Identification. The Kashinawa are an indigenous people of Amazonia who share a common identity and language. Although they accept the denomination "Kashinawa" ( kashi, "bat," and nawa, "outsiders, foreigners"), their autodenomination is "Huni Kuin" ("real men"— huni, "man," and kuin, "real") as opposed to "Huni Kuinman" ("notreal men," i.e., any non-Kashinawa). As Huni Kuin they speak a common language, hancha kuin ("real words").

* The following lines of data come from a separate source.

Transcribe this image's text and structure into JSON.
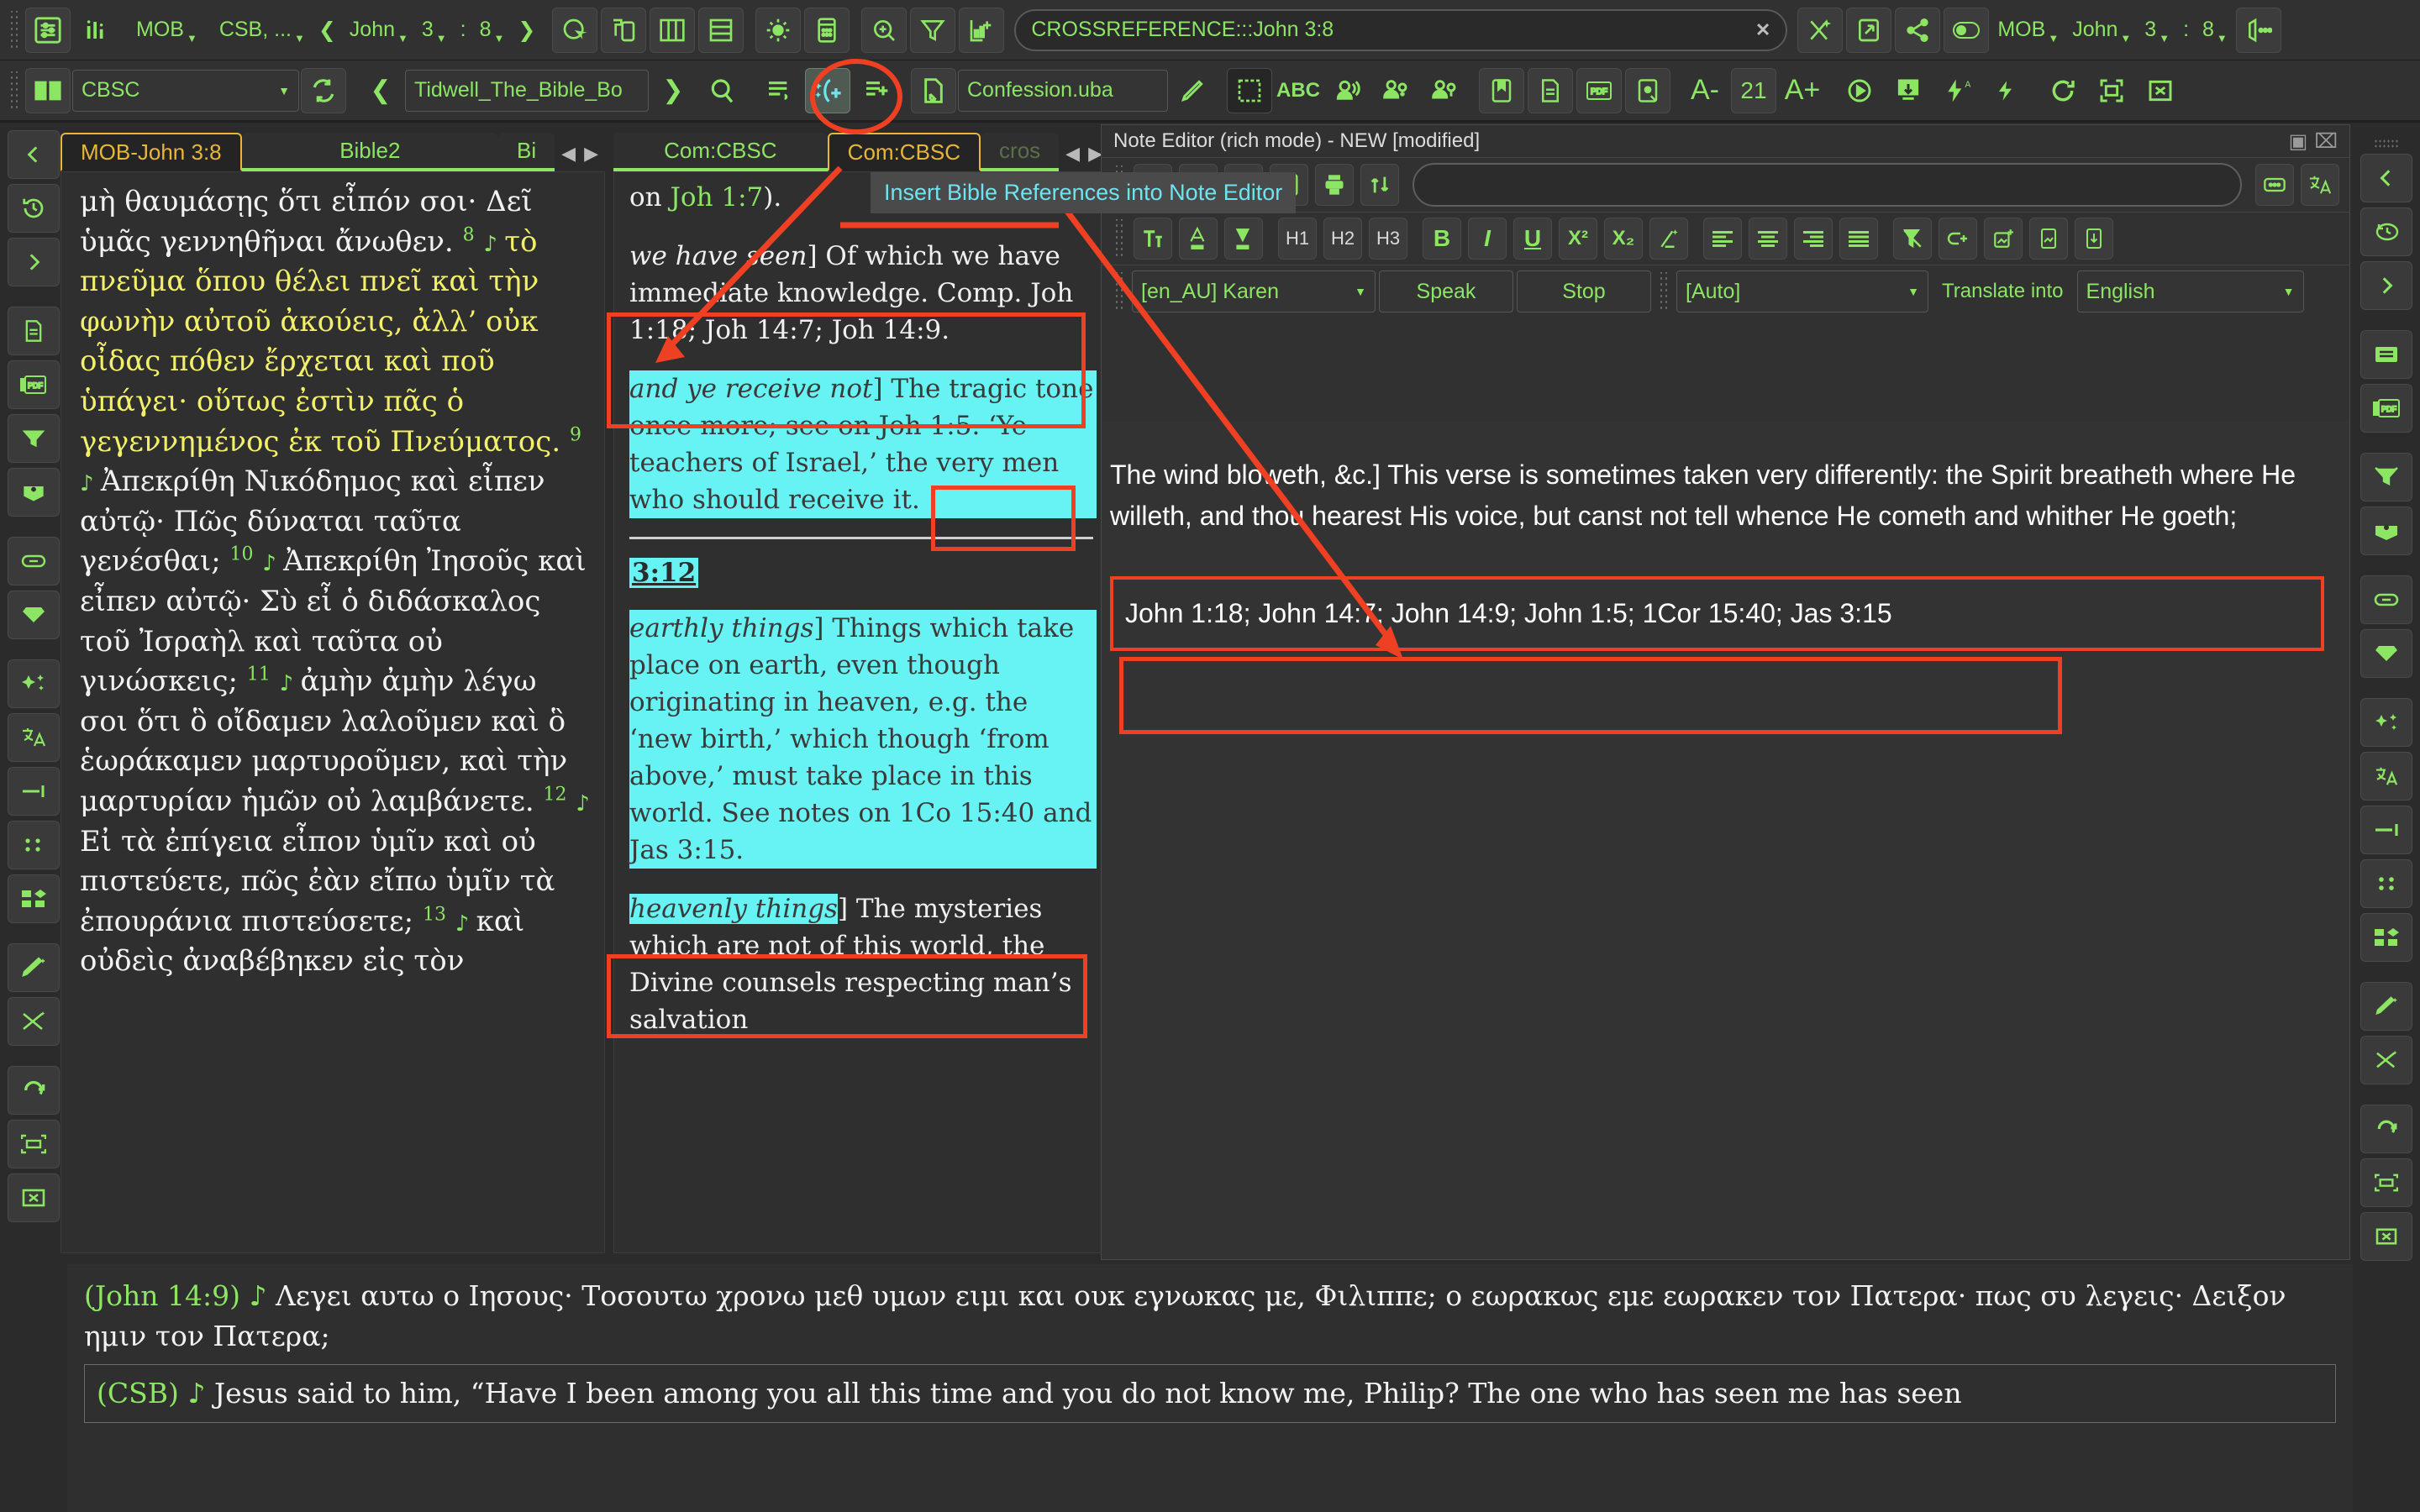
{
  "toolbar_top": {
    "bible_module": "MOB",
    "compare_modules": "CSB, ...",
    "book": "John",
    "chapter": "3",
    "verse": "8",
    "prev_symbol": "❮",
    "next_symbol": "❯",
    "search_value": "CROSSREFERENCE:::John 3:8",
    "clear_symbol": "✕",
    "right_module": "MOB",
    "right_book": "John",
    "right_chapter": "3",
    "right_verse": "8"
  },
  "toolbar_second": {
    "commentary_module": "CBSC",
    "book_name": "Tidwell_The_Bible_Bo",
    "prev_symbol": "❮",
    "next_symbol": "❯",
    "file_name": "Confession.uba",
    "font_minus": "A-",
    "font_size": "21",
    "font_plus": "A+",
    "abc_label": "ABC",
    "pdf_label": "PDF"
  },
  "tooltip": {
    "text": "Insert Bible References into Note Editor"
  },
  "left_panel": {
    "tabs": [
      {
        "label": "MOB-John 3:8",
        "selected": true
      },
      {
        "label": "Bible2",
        "selected": false
      },
      {
        "label": "Bi",
        "selected": false
      }
    ],
    "verses": [
      {
        "text": "μὴ θαυμάσῃς ὅτι εἶπόν σοι· Δεῖ ὑμᾶς γεννηθῆναι ἄνωθεν.",
        "number": "",
        "highlight": false
      },
      {
        "number": "8",
        "text": "τὸ πνεῦμα ὅπου θέλει πνεῖ καὶ τὴν φωνὴν αὐτοῦ ἀκούεις, ἀλλ’ οὐκ οἶδας πόθεν ἔρχεται καὶ ποῦ ὑπάγει· οὕτως ἐστὶν πᾶς ὁ γεγεννημένος ἐκ τοῦ Πνεύματος.",
        "highlight": true
      },
      {
        "number": "9",
        "text": "Ἀπεκρίθη Νικόδημος καὶ εἶπεν αὐτῷ· Πῶς δύναται ταῦτα γενέσθαι;",
        "highlight": false
      },
      {
        "number": "10",
        "text": "Ἀπεκρίθη Ἰησοῦς καὶ εἶπεν αὐτῷ· Σὺ εἶ ὁ διδάσκαλος τοῦ Ἰσραὴλ καὶ ταῦτα οὐ γινώσκεις;",
        "highlight": false
      },
      {
        "number": "11",
        "text": "ἀμὴν ἀμὴν λέγω σοι ὅτι ὃ οἴδαμεν λαλοῦμεν καὶ ὃ ἑωράκαμεν μαρτυροῦμεν, καὶ τὴν μαρτυρίαν ἡμῶν οὐ λαμβάνετε.",
        "highlight": false
      },
      {
        "number": "12",
        "text": "Εἰ τὰ ἐπίγεια εἶπον ὑμῖν καὶ οὐ πιστεύετε, πῶς ἐὰν εἴπω ὑμῖν τὰ ἐπουράνια πιστεύσετε;",
        "highlight": false
      },
      {
        "number": "13",
        "text": "καὶ οὐδεὶς ἀναβέβηκεν εἰς τὸν",
        "highlight": false
      }
    ]
  },
  "middle_panel": {
    "tabs": [
      {
        "label": "Com:CBSC",
        "selected": false
      },
      {
        "label": "Com:CBSC",
        "selected": true
      },
      {
        "label": "cros",
        "selected": false
      }
    ],
    "blocks": [
      {
        "lead": "",
        "text_plain": "on ",
        "ref": "Joh 1:7",
        "tail": ")."
      },
      {
        "lead": "we have seen",
        "text": "] Of which we have immediate knowledge. Comp. Joh 1:18; Joh 14:7; Joh 14:9."
      },
      {
        "lead": "and ye receive not",
        "text": "] The tragic tone once more; see on Joh 1:5. ‘Ye teachers of Israel,’ the very men who should receive it."
      },
      {
        "verse_label": "3:12"
      },
      {
        "lead": "earthly things",
        "text": "] Things which take place on earth, even though originating in heaven, e.g. the ‘new birth,’ which though ‘from above,’ must take place in this world. See notes on 1Co 15:40 and Jas 3:15."
      },
      {
        "lead": "heavenly things",
        "text": "] The mysteries which are not of this world, the Divine counsels respecting man’s salvation"
      }
    ]
  },
  "note_editor": {
    "title": "Note Editor (rich mode) - NEW [modified]",
    "restore_symbol": "▣",
    "close_symbol": "⌧",
    "search_value": "",
    "heading_buttons": [
      "H1",
      "H2",
      "H3"
    ],
    "format_buttons": [
      "B",
      "I",
      "U"
    ],
    "superscript": "X²",
    "subscript": "X₂",
    "voice": "[en_AU] Karen",
    "speak_label": "Speak",
    "stop_label": "Stop",
    "language_auto": "[Auto]",
    "translate_label": "Translate into",
    "translate_target": "English",
    "body_text": "The wind bloweth, &c.] This verse is sometimes taken very differently: the Spirit breatheth where He willeth, and thou hearest His voice, but canst not tell whence He cometh and whither He goeth;",
    "inserted_refs": "John 1:18; John 14:7; John 14:9; John 1:5; 1Cor 15:40; Jas 3:15"
  },
  "bottom_panel": {
    "ref_label": "(John 14:9)",
    "greek_text": "Λεγει αυτω ο Ιησους· Τοσουτω χρονω μεθ υμων ειμι και ουκ εγνωκας με, Φιλιππε; ο εωρακως εμε εωρακεν τον Πατερα· πως συ λεγεις· Δειξον ημιν τον Πατερα;",
    "csb_label": "(CSB)",
    "csb_text": "Jesus said to him, “Have I been among you all this time and you do not know me, Philip? The one who has seen me has seen"
  },
  "colors": {
    "accent_green": "#8ce563",
    "highlight_cyan": "#67f3f3",
    "annotation_red": "#ef4023",
    "selected_tab": "#e8b73a",
    "verse_yellow": "#f2f06a",
    "tooltip_text": "#6fe3ef"
  }
}
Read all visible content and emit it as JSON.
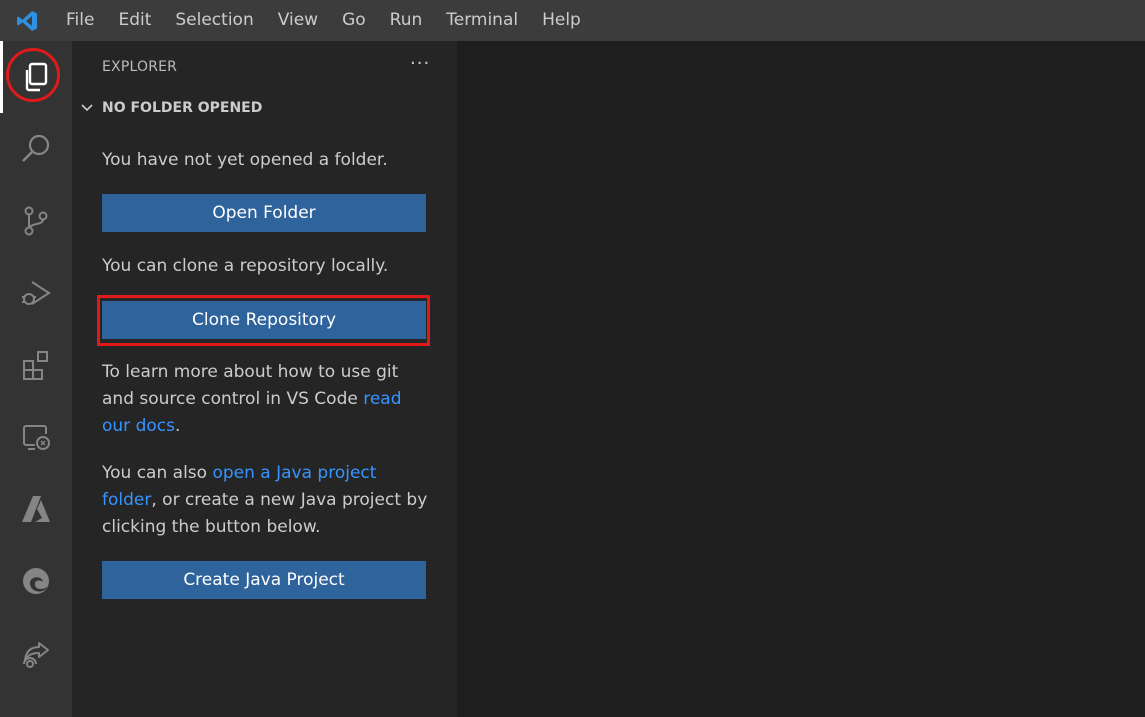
{
  "menubar": {
    "logo_icon": "vscode-logo-icon",
    "items": [
      "File",
      "Edit",
      "Selection",
      "View",
      "Go",
      "Run",
      "Terminal",
      "Help"
    ]
  },
  "activity_bar": {
    "items": [
      {
        "icon": "files-explorer-icon",
        "active": true
      },
      {
        "icon": "search-icon"
      },
      {
        "icon": "source-control-icon"
      },
      {
        "icon": "run-debug-icon"
      },
      {
        "icon": "extensions-icon"
      },
      {
        "icon": "remote-explorer-icon"
      },
      {
        "icon": "azure-icon"
      },
      {
        "icon": "edge-icon"
      },
      {
        "icon": "live-share-icon"
      }
    ]
  },
  "sidebar": {
    "title": "EXPLORER",
    "more_label": "···",
    "section_title": "NO FOLDER OPENED",
    "msg_no_folder": "You have not yet opened a folder.",
    "open_folder_button": "Open Folder",
    "msg_clone": "You can clone a repository locally.",
    "clone_button": "Clone Repository",
    "git_text_1": "To learn more about how to use git and source control in VS Code ",
    "git_link": "read our docs",
    "git_text_2": ".",
    "java_text_1": "You can also ",
    "java_link": "open a Java project folder",
    "java_text_2": ", or create a new Java project by clicking the button below.",
    "create_java_button": "Create Java Project"
  },
  "colors": {
    "highlight": "#e01a1a",
    "button": "#2f639c",
    "link": "#3794ff"
  }
}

Location. The Kashinawa live in approximately twenty settlements scattered along the upper reaches of two of the main tributaries of the Amazon, the Juruá and the Purus, or their headwater tributaries, in both Brazil and Peru.
Demography. There are approximately 3,000 Kashinawa, 2,000 living in the Brazilian state of Acre and 1,000 in the Peruvian state of Coronel Portillo.
Linguistic Affiliation. The Kashinawa language belongs to the Panoan Family.